is the ancient homeland of the Vetters family. Austria
, which was originally home to a Celtic people, was conquered by the Roman Empire
in about 15 BC. Following the fall of Rome, Austria
was repeatedly invaded by barbarian tribes, such as the Vandals, Visigoths
, and Huns, who swept in from the east. During the 5th and 6th centuries, the Alemanni, Avars and Slavs settled Austria
. The Avars were defeated in 785 by the Frankish emperor Charlemagne
, who set up the East Mark, which later became known as the Österreich. Austria
was ruled by the Babenburger dynasty until 1278, when they were succeeded by the Hapsburg dynasty, which ruled Austria
until the 20th century.
Early Origins of the Vetters family
The surname Vetters was first found in Bavaria
, where the name, historically associated with the landed aristocracy, could be considered to have played a major role in the feudal
society which became the backbone of early development of Europe. The name became prominent in local
affairs and branched into many houses which took part in the tribal and national conflicts, each group seeking power and status in an ever changing territorial profile. The main branch of the family left Bavaria
for Styria in Austria
in 1587 and later moved into Silesia
where they became one of the most respected families. The ancestral seat was the castle and estates of Feistritz, near the city Cilley, two miles from Graz in Styria. The family also acquired the castle and manor Miestitz near Oppeln in Silesia.
Early History of the Vetters family
This web page shows only a small excerpt of our Vetters research.Another 249 words (18 lines of text) covering the years 1653, 1822, 1547, 1622, 1666 and 1734 are included under the topic Early Vetters History in all our PDF Extended History products and printed products wherever possible.
Vetters Spelling Variations
Many cultural groups lived in the German states in medieval times. Each had its own dialect and traditions, and unique variations of popular names.
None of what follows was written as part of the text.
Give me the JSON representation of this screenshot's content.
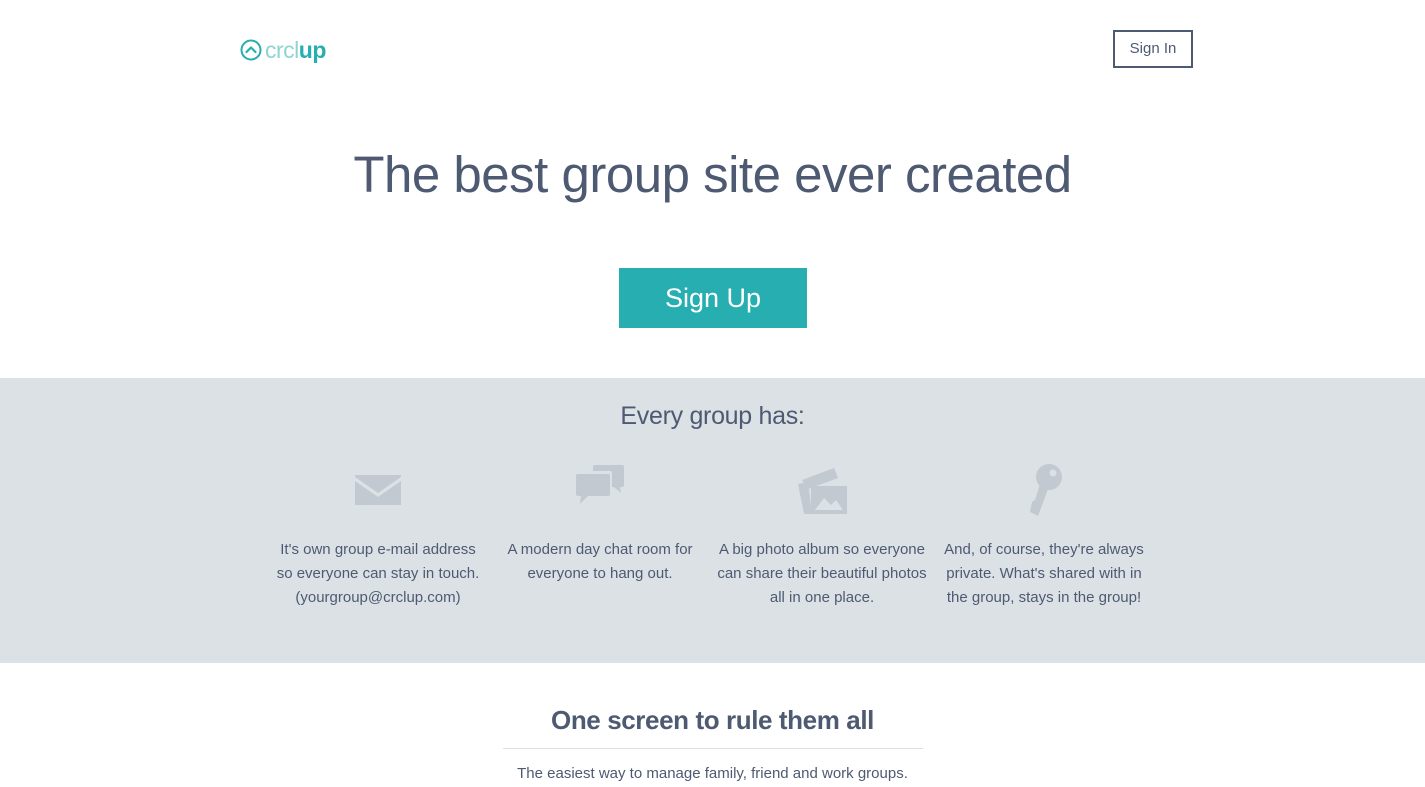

Low German, which is similar to contemporary Dutch, was spoken in Westphalia
. German names are characterized by additions such as regional suffixes and phrases that tell something about the origin or background of its original bearer. Further contributing to the variation in German names was the fact that there were no spelling rules in medieval times: scribes recorded names according to their sound. The recorded spelling variations
of Vetters include Vetter, Voetter (Bavaria), Votter (Bavaria), Vetters, Vetterle, Voetterl, Vetterling, Vetterlein, Vetterley, Vetterline, Vedder (northern Germany), Vett, Veth, Vether, Fett, Fetter, Fetters, Fetterle and many more.
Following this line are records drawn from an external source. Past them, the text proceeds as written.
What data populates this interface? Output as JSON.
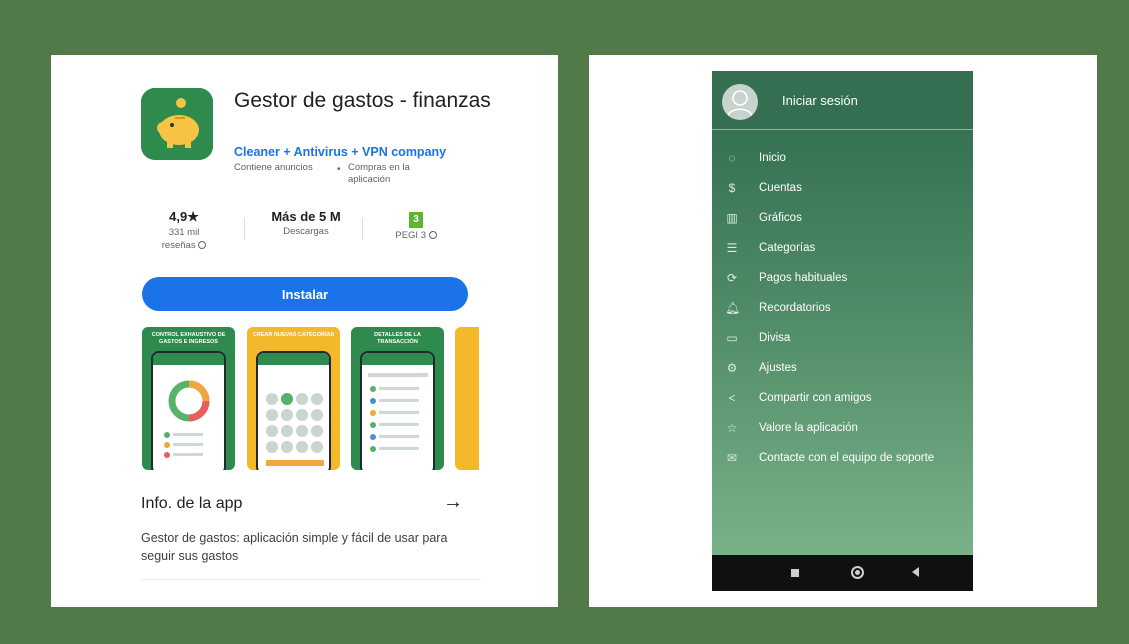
{
  "colors": {
    "background": "#527a48",
    "brand_green": "#2f8a4e",
    "install_blue": "#1a73e8",
    "pegi_green": "#5fb336"
  },
  "listing": {
    "app_icon": "piggy-bank-icon",
    "title": "Gestor de gastos - finanzas",
    "developer": "Cleaner + Antivirus + VPN company",
    "tag_ads": "Contiene anuncios",
    "tag_separator": "•",
    "tag_iap": "Compras en la aplicación",
    "stats": {
      "rating": "4,9★",
      "reviews_line1": "331 mil",
      "reviews_line2": "reseñas",
      "downloads": "Más de 5 M",
      "downloads_label": "Descargas",
      "pegi_badge": "3",
      "pegi_label": "PEGI 3"
    },
    "install_label": "Instalar",
    "screenshots": [
      {
        "caption": "CONTROL EXHAUSTIVO DE GASTOS E INGRESOS",
        "color": "#2f8a4e"
      },
      {
        "caption": "CREAR NUEVAS CATEGORÍAS",
        "color": "#f4b82b"
      },
      {
        "caption": "DETALLES DE LA TRANSACCIÓN",
        "color": "#2f8a4e"
      }
    ],
    "info_title": "Info. de la app",
    "info_arrow": "→",
    "info_description": "Gestor de gastos: aplicación simple y fácil de usar para seguir sus gastos"
  },
  "drawer": {
    "login_label": "Iniciar sesión",
    "items": [
      {
        "label": "Inicio",
        "icon": "home-icon",
        "glyph": "◌"
      },
      {
        "label": "Cuentas",
        "icon": "money-bag-icon",
        "glyph": "$"
      },
      {
        "label": "Gráficos",
        "icon": "bar-chart-icon",
        "glyph": "▥"
      },
      {
        "label": "Categorías",
        "icon": "list-icon",
        "glyph": "☰"
      },
      {
        "label": "Pagos habituales",
        "icon": "recurring-payment-icon",
        "glyph": "⟳"
      },
      {
        "label": "Recordatorios",
        "icon": "bell-icon",
        "glyph": "🔔︎"
      },
      {
        "label": "Divisa",
        "icon": "currency-icon",
        "glyph": "▭"
      },
      {
        "label": "Ajustes",
        "icon": "gear-icon",
        "glyph": "⚙"
      },
      {
        "label": "Compartir con amigos",
        "icon": "share-icon",
        "glyph": "<"
      },
      {
        "label": "Valore la aplicación",
        "icon": "star-icon",
        "glyph": "☆"
      },
      {
        "label": "Contacte con el equipo de soporte",
        "icon": "mail-icon",
        "glyph": "✉"
      }
    ]
  }
}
Early Notables of the Vetters family (pre 1700)
Another 48 words (3 lines of text) are included under the topic Early Vetters Notables in all our PDF Extended History products and printed products wherever possible.
Migration of the Vetters family to the New World and Oceana
After the First World War, Austria
became a republic. The Treaty of Versailles broke up the empire in 1919 and many of the Sudeten Germans were incorporated into the new nation of Czechoslovakia. In the 20th century, many Austrians migrated to other parts of Germany
or Europe, as well as to North America. In the United States, the majority of settlers landed in Philadelphia, and moved on to Ohio, Texas, Illinois, California, New York, and Maryland. Many German settlers also migrated to Canada, particularly Ontario and the Prairies. Amongst the settlers in North America with this distinguished name Vetters were
Vetters Settlers in United States in the 19th Century
- C. W. Vetters, who settled in New orleans in 1820
- Caroline Vetters, who landed in Texas in 1853
- Christian Vetters, who arrived in Arkansas in 1882 CITATION[CLOSE]
Filby, P. William, Meyer, Mary K., Passenger and immigration lists index : a guide to published arrival records of about 500,000 passengers who came to the United States and Canada in the seventeenth, eighteenth, and nineteenth centuries. 1982-1985 Cumulated Supplements in Four Volumes Detroit, Mich. : Gale Research Co., 1985, Print (ISBN 0-8103-1795-8)